- _THE TASK_
As the answer, give a copy of each line below that includes the word "course".

- _TASK DATA_

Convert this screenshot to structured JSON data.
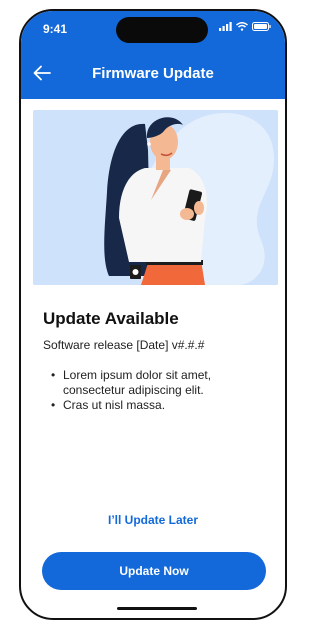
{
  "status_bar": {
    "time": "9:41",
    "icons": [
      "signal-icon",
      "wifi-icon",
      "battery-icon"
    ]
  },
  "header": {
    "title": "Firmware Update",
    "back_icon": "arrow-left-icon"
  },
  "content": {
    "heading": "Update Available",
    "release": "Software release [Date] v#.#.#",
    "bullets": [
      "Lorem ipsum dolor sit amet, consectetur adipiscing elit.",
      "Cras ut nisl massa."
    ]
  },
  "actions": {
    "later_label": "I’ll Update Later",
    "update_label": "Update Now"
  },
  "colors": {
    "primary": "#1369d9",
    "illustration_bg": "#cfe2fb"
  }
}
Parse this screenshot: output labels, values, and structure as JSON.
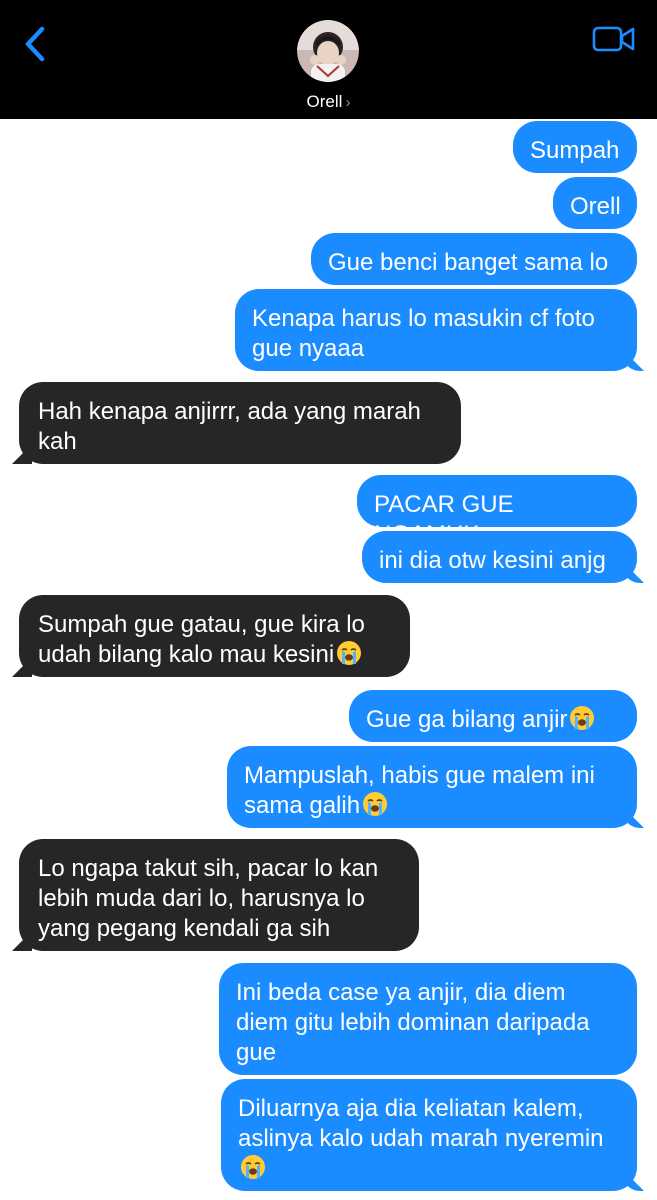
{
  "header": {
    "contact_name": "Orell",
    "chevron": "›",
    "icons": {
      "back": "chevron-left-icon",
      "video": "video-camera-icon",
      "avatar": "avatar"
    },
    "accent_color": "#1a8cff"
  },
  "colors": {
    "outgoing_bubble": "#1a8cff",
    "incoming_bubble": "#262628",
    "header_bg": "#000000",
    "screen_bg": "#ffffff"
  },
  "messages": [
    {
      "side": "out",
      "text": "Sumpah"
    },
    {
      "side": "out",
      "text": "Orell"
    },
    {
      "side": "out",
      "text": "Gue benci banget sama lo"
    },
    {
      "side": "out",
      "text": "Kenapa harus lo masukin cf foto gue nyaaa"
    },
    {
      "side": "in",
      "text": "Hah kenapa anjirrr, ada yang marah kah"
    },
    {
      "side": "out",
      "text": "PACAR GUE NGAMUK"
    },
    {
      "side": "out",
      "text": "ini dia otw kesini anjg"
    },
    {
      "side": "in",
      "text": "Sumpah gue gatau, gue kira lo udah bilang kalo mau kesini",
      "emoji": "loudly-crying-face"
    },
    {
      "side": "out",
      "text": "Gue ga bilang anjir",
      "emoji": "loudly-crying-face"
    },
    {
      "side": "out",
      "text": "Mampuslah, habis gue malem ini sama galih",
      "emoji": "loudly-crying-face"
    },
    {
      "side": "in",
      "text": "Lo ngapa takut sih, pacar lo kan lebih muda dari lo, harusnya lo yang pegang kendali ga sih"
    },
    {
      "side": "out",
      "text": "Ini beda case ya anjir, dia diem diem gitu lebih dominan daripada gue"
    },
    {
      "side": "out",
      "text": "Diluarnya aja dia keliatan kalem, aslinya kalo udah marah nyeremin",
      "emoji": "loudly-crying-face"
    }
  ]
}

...

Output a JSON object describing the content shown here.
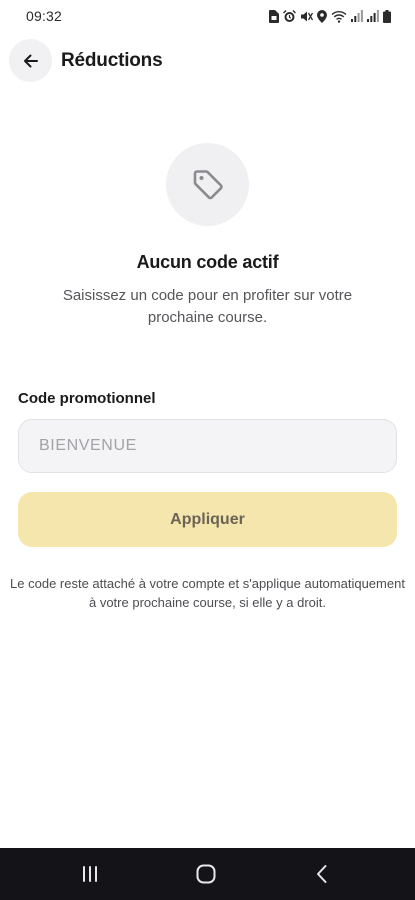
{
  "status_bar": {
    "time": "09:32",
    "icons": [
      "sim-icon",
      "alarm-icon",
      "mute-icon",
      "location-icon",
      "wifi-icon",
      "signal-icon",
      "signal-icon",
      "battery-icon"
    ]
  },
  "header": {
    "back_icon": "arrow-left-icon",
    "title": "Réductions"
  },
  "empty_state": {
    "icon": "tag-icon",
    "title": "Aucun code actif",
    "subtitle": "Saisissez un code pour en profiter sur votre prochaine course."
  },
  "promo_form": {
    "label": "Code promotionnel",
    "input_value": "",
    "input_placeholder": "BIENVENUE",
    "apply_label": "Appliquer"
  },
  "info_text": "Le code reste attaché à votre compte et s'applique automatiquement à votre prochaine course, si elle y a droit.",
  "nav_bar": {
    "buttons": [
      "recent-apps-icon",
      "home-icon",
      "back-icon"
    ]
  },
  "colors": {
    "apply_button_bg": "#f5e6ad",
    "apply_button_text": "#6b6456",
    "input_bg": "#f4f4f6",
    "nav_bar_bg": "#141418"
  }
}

- _ANSWER SECTION_
    "subtitle": "Saisissez un code pour en profiter sur votre prochaine course."
  "info_text": "Le code reste attaché à votre compte et s'applique automatiquement à votre prochaine course, si elle y a droit.",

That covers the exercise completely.